further here) and 15th (voting rights) Amendments championed by the
Radical Republicans “constitutionalized” this new relationship. The new,
revised constitutional structure – which we still live under today –
was specifically intended to subject states of the former Confederacy to
federal control
. This renders it transparently disingenuous for the
Supreme Court to find itself shocked, shocked that Congress, in
enforcing the VRA, would target states of the former Confederacy, and
uncharacteristically to insist that we hurry on from the constitutional

As Schnurer observes, the 14th Amendment in particular was intended
to create, and was in fact used to create, a very different relationship
between the federal government and the states, precisely because the
Founders’ design had shown its flaws in dealing with slavery.

The written Constitution under which we live today
represents the emergence of a vastly different conception of the need
for centralized, national power in the 19th Century from that of the
revolutionaries of the 18th. Unwise departure from founding principles
or not, relevant or irrelevant to today’s world, this
reconceptualization of the federal role and federal/state relations was
adopted and written into the Constitution, supplanting that of the
founding generation
. So, if one truly believes (as I do) that fidelity
to our nation’s heritage, laws, and values requires giving force to
what’s actually in the Constitution and what the framers of those
provisions intended, then it’s inconsistent (to be charitable) to
continue to cling to, say, Patrick Henry’s vision rather than, say,
Thaddeus Stevens’. Or Abraham Lincolns’.

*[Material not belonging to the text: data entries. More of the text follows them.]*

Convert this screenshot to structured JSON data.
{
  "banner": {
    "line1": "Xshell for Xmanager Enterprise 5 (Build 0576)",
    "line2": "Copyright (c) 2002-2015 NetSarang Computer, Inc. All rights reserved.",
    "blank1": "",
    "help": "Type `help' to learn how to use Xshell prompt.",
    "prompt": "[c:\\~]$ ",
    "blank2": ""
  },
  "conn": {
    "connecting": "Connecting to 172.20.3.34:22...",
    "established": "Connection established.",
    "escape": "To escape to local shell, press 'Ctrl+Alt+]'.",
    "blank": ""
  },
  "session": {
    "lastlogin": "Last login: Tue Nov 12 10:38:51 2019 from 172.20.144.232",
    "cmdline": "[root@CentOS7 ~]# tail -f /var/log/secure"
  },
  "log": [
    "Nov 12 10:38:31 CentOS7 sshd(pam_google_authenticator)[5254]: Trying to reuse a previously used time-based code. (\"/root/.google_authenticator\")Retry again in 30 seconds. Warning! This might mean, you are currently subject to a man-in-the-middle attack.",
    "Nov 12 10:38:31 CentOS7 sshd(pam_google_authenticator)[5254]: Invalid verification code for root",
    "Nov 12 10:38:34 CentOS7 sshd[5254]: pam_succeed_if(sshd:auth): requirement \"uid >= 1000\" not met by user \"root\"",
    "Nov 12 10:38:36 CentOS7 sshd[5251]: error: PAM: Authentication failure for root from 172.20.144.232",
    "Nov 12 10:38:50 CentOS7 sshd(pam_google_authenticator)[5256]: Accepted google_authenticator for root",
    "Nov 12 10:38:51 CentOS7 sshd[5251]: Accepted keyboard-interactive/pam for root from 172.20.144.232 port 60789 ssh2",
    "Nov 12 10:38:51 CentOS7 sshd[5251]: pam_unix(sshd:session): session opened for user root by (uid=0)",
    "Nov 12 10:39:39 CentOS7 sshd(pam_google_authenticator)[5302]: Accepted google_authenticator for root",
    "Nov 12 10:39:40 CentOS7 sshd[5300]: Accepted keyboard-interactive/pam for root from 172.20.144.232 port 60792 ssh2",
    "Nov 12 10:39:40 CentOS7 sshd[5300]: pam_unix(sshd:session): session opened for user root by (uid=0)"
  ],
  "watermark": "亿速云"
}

This is an argument that “constitutional conservatives” rarely if
ever address, but is perhaps why they feel the need to endow the 1789
document (absent the specific sanction for slavery) with such
supernatural trappings. It is richly ironic that people who claim to
have such a reverence for American’s unique history and traditions can’t
quite seem to come to grips with our country’s most traumatic and
transformative event, the Civil War, and its aftermath
. But it can’t
just be wished away.

Unless of course you are John Roberts and the conservative activist justices of the U.S. Supreme Court.